EXERCISE:
A word-for-word copy of the entries, with the images left out, is what you should write.

SUPPLIED ENTRIES:
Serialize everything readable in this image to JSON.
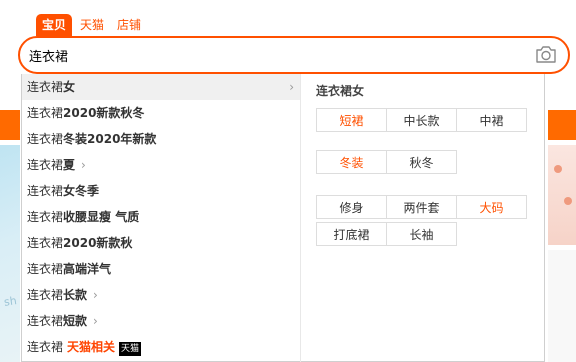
{
  "tabs": [
    "宝贝",
    "天猫",
    "店铺"
  ],
  "search": {
    "value": "连衣裙"
  },
  "suggestions": [
    {
      "prefix": "连衣裙",
      "rest": "女",
      "chevron": true
    },
    {
      "prefix": "连衣裙",
      "rest": "2020新款秋冬",
      "chevron": false
    },
    {
      "prefix": "连衣裙",
      "rest": "冬装2020年新款",
      "chevron": false
    },
    {
      "prefix": "连衣裙",
      "rest": "夏",
      "chevron": true
    },
    {
      "prefix": "连衣裙",
      "rest": "女冬季",
      "chevron": false
    },
    {
      "prefix": "连衣裙",
      "rest": "收腰显瘦 气质",
      "chevron": false
    },
    {
      "prefix": "连衣裙",
      "rest": "2020新款秋",
      "chevron": false
    },
    {
      "prefix": "连衣裙",
      "rest": "高端洋气",
      "chevron": false
    },
    {
      "prefix": "连衣裙",
      "rest": "长款",
      "chevron": true
    },
    {
      "prefix": "连衣裙",
      "rest": "短款",
      "chevron": true
    }
  ],
  "tmall_row": {
    "prefix": "连衣裙",
    "label": "天猫相关",
    "icon_text": "天猫"
  },
  "panel": {
    "title": "连衣裙女",
    "groups": [
      [
        "短裙",
        "中长款",
        "中裙"
      ],
      [
        "冬装",
        "秋冬"
      ],
      [
        "修身",
        "两件套",
        "大码",
        "打底裙",
        "长袖"
      ]
    ],
    "highlighted": [
      "短裙",
      "冬装",
      "大码"
    ]
  },
  "colors": {
    "accent": "#ff5000",
    "tmall_red": "#ff4400"
  },
  "icons": {
    "camera": "camera-icon",
    "chevron": "chevron-right-icon",
    "tmall": "tmall-cat-icon"
  }
}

OUTPUT OF THE TASK:
Serialize everything readable in this image to JSON.
{
  "tabs": [
    "宝贝",
    "天猫",
    "店铺"
  ],
  "search": {
    "value": "连衣裙"
  },
  "suggestions": [
    {
      "prefix": "连衣裙",
      "rest": "女",
      "chevron": true
    },
    {
      "prefix": "连衣裙",
      "rest": "2020新款秋冬",
      "chevron": false
    },
    {
      "prefix": "连衣裙",
      "rest": "冬装2020年新款",
      "chevron": false
    },
    {
      "prefix": "连衣裙",
      "rest": "夏",
      "chevron": true
    },
    {
      "prefix": "连衣裙",
      "rest": "女冬季",
      "chevron": false
    },
    {
      "prefix": "连衣裙",
      "rest": "收腰显瘦 气质",
      "chevron": false
    },
    {
      "prefix": "连衣裙",
      "rest": "2020新款秋",
      "chevron": false
    },
    {
      "prefix": "连衣裙",
      "rest": "高端洋气",
      "chevron": false
    },
    {
      "prefix": "连衣裙",
      "rest": "长款",
      "chevron": true
    },
    {
      "prefix": "连衣裙",
      "rest": "短款",
      "chevron": true
    }
  ],
  "tmall_row": {
    "prefix": "连衣裙",
    "label": "天猫相关",
    "icon_text": "天猫"
  },
  "panel": {
    "title": "连衣裙女",
    "groups": [
      [
        "短裙",
        "中长款",
        "中裙"
      ],
      [
        "冬装",
        "秋冬"
      ],
      [
        "修身",
        "两件套",
        "大码",
        "打底裙",
        "长袖"
      ]
    ],
    "highlighted": [
      "短裙",
      "冬装",
      "大码"
    ]
  },
  "colors": {
    "accent": "#ff5000",
    "tmall_red": "#ff4400"
  },
  "icons": {
    "camera": "camera-icon",
    "chevron": "chevron-right-icon",
    "tmall": "tmall-cat-icon"
  }
}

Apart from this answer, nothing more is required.